[Start of Attachment]

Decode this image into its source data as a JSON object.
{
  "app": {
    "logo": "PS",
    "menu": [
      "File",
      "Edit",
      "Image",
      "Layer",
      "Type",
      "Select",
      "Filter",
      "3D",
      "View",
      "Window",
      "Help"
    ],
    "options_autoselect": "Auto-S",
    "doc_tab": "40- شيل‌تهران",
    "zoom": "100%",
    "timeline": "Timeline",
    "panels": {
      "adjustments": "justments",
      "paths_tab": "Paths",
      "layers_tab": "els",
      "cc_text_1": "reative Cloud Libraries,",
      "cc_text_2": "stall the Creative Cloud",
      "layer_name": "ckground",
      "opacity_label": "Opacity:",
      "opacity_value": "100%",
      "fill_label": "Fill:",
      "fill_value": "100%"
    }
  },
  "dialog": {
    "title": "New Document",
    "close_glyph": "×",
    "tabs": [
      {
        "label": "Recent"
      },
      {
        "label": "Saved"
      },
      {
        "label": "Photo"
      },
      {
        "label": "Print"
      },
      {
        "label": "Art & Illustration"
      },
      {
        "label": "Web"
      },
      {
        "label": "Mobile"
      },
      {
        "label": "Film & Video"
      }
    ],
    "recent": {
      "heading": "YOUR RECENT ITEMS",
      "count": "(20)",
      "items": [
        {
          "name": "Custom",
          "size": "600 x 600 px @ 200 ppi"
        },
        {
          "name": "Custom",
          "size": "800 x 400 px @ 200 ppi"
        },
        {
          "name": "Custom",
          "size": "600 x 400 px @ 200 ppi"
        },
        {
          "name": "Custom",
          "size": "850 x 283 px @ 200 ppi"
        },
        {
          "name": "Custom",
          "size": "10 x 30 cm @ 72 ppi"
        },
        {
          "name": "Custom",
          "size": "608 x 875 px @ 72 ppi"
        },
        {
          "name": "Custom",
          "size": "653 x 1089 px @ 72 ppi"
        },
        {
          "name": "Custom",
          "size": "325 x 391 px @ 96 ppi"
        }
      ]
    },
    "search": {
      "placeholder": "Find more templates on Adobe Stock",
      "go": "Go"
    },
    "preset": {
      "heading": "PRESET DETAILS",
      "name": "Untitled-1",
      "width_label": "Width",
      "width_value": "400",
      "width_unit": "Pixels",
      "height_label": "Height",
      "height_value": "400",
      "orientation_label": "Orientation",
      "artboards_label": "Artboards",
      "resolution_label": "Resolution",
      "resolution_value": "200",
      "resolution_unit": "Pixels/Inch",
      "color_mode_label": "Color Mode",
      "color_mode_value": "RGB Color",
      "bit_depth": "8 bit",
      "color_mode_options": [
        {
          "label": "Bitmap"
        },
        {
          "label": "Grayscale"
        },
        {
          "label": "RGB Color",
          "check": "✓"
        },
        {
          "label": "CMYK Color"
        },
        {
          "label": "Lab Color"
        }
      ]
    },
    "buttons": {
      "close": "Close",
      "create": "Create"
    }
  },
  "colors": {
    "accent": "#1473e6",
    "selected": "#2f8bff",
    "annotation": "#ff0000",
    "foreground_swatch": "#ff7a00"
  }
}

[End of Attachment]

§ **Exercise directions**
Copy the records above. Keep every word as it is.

§ **Expected output**
Decode this image into its source data as a JSON object.
{
  "app": {
    "logo": "PS",
    "menu": [
      "File",
      "Edit",
      "Image",
      "Layer",
      "Type",
      "Select",
      "Filter",
      "3D",
      "View",
      "Window",
      "Help"
    ],
    "options_autoselect": "Auto-S",
    "doc_tab": "40- شيل‌تهران",
    "zoom": "100%",
    "timeline": "Timeline",
    "panels": {
      "adjustments": "justments",
      "paths_tab": "Paths",
      "layers_tab": "els",
      "cc_text_1": "reative Cloud Libraries,",
      "cc_text_2": "stall the Creative Cloud",
      "layer_name": "ckground",
      "opacity_label": "Opacity:",
      "opacity_value": "100%",
      "fill_label": "Fill:",
      "fill_value": "100%"
    }
  },
  "dialog": {
    "title": "New Document",
    "close_glyph": "×",
    "tabs": [
      {
        "label": "Recent"
      },
      {
        "label": "Saved"
      },
      {
        "label": "Photo"
      },
      {
        "label": "Print"
      },
      {
        "label": "Art & Illustration"
      },
      {
        "label": "Web"
      },
      {
        "label": "Mobile"
      },
      {
        "label": "Film & Video"
      }
    ],
    "recent": {
      "heading": "YOUR RECENT ITEMS",
      "count": "(20)",
      "items": [
        {
          "name": "Custom",
          "size": "600 x 600 px @ 200 ppi"
        },
        {
          "name": "Custom",
          "size": "800 x 400 px @ 200 ppi"
        },
        {
          "name": "Custom",
          "size": "600 x 400 px @ 200 ppi"
        },
        {
          "name": "Custom",
          "size": "850 x 283 px @ 200 ppi"
        },
        {
          "name": "Custom",
          "size": "10 x 30 cm @ 72 ppi"
        },
        {
          "name": "Custom",
          "size": "608 x 875 px @ 72 ppi"
        },
        {
          "name": "Custom",
          "size": "653 x 1089 px @ 72 ppi"
        },
        {
          "name": "Custom",
          "size": "325 x 391 px @ 96 ppi"
        }
      ]
    },
    "search": {
      "placeholder": "Find more templates on Adobe Stock",
      "go": "Go"
    },
    "preset": {
      "heading": "PRESET DETAILS",
      "name": "Untitled-1",
      "width_label": "Width",
      "width_value": "400",
      "width_unit": "Pixels",
      "height_label": "Height",
      "height_value": "400",
      "orientation_label": "Orientation",
      "artboards_label": "Artboards",
      "resolution_label": "Resolution",
      "resolution_value": "200",
      "resolution_unit": "Pixels/Inch",
      "color_mode_label": "Color Mode",
      "color_mode_value": "RGB Color",
      "bit_depth": "8 bit",
      "color_mode_options": [
        {
          "label": "Bitmap"
        },
        {
          "label": "Grayscale"
        },
        {
          "label": "RGB Color",
          "check": "✓"
        },
        {
          "label": "CMYK Color"
        },
        {
          "label": "Lab Color"
        }
      ]
    },
    "buttons": {
      "close": "Close",
      "create": "Create"
    }
  },
  "colors": {
    "accent": "#1473e6",
    "selected": "#2f8bff",
    "annotation": "#ff0000",
    "foreground_swatch": "#ff7a00"
  }
}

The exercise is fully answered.